Instead, I spent my first two years out of college scrubbing floors and cleaning up lab animal shit for a job that didn’t even fully pay the bills. Then, when I was finally on the verge of actually getting a job that would have merited the work of going to college, it was wiped away by one dude.
I don’t know what’ll happen in the next few months let alone the next few years. But, I do know that I need to stay flexible and find the next thing in this changing employment landscape.
When one door closes, it’s time to find a new door. Hint: it’ll help if you stay in a hallway full of doors.
Ways To Handle The Changing Employment Landscape
Start a side hustle or a business
One of the best ways to cope with a changing employment landscape is to not pin down your entire income to one feeble job thread. Businesses and side hustles are the perfect tool for making money outside of your day job because you can dictate how much you make by using what your momma gave you (your brains—although I hear other options are lucrative too).
They’re also good because you can develop them while still working at your day job.
My side hustle (freelance writing) is actually the safety net I’m using right now to keep myself afloat through this period of unemployment. Without it, I’d probably be sweating enough bullets to drown my cats by now.
Be prepared for another career
The job skills you’ve developed thus far can also be used in another career. Always keep in mind what careers are close to your own, in the event that you need to switch over at some point.
For example, with wildlife biologist career training, I can also pivot into a role as a park ranger, a naturalist, or an educator. I could work in animal control, or as a public relations professional for an environmental group.
Related post: The Financial Reality Of Being A Broke Biologist
By having a mental list of backups, you don’t need to throw your hands up in the air (like you just don’t care) at the first door that closes. Pound on all those other motherf%&@$rs until one opens up.
Choose to study something with wide applicability
If you’re still in school, it’s not too late!
I started out as a general biology major. I later chose to narrow my focus down to a wildlife biology major based on the assumption that a) wildlife rules, and b) having a specific degree would make me more marketable because I would have a defined skill set.
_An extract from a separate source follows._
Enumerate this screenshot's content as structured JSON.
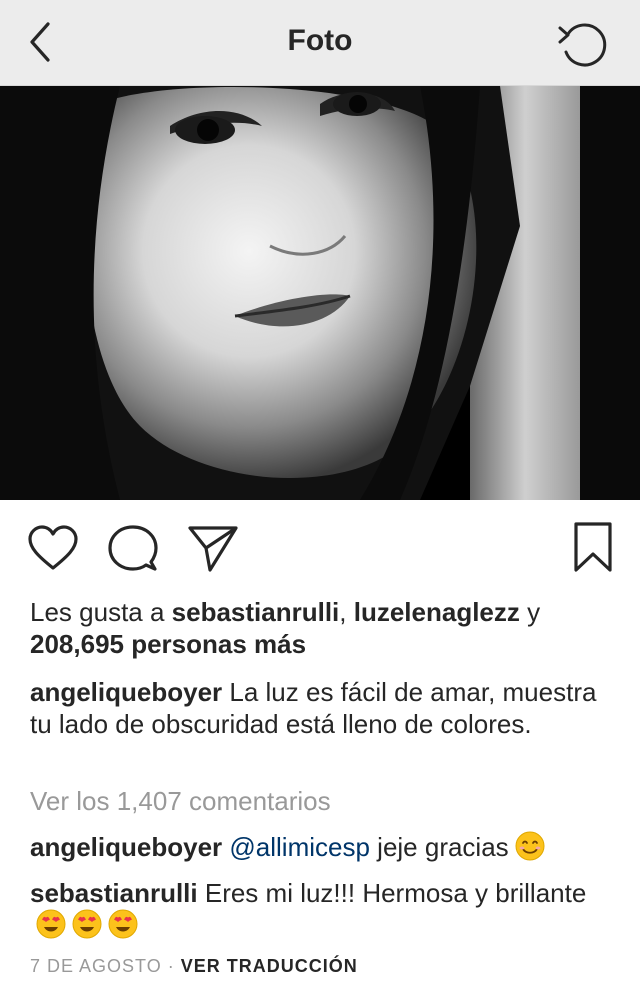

Spoiler alert: it didn’t.
The sheer numbers work against people in professions with limited applicability. In 2014, there were 21,300 wildlife biologists in the U.S.—that’s 410 per state. Of those, only a small handful are at the entry-level position, less than that are even open at any given time, and even fewer will be located wherever you live.
By contrast, there were 1,332,700 accountants in the U.S. in 2014—25,629 per state. The chances that there’ll be an open position at a town near you are much higher.
I’m not saying you absolutely shouldn’t choose something with limited applicability, but be prepared for the odds to be stacked against you.
Most of all, be proactive in seeking out ways to diversify your income. Long gone are the days when you could while away a good chunk of your time just zoning out in front of the TV like a zombie until bedtime before falling off the couch and then rolling your way back to the bedroom (oh wait, was that just me?).
Instead of being a passive participant in life, why not use that time to learn a new skill like coding, or a new language? Read books, take Udemy courses, watch YouTube videos. Learn how to take f$#*ing awesome photos, and then save up for a camera. Put up a listing as a dog walker on Rover and get some exercise while making money. Start a blog. Volunteer.
I don’t know much about you, dear reader, but with my magic crystal ball I can make the following prediction: There’s trouble brewing somewhere in your future. The only question is this: will you be prepared for it?
What do you think? What ways have you prepared for a changing employment landscape while you’re young? Leave a comment below!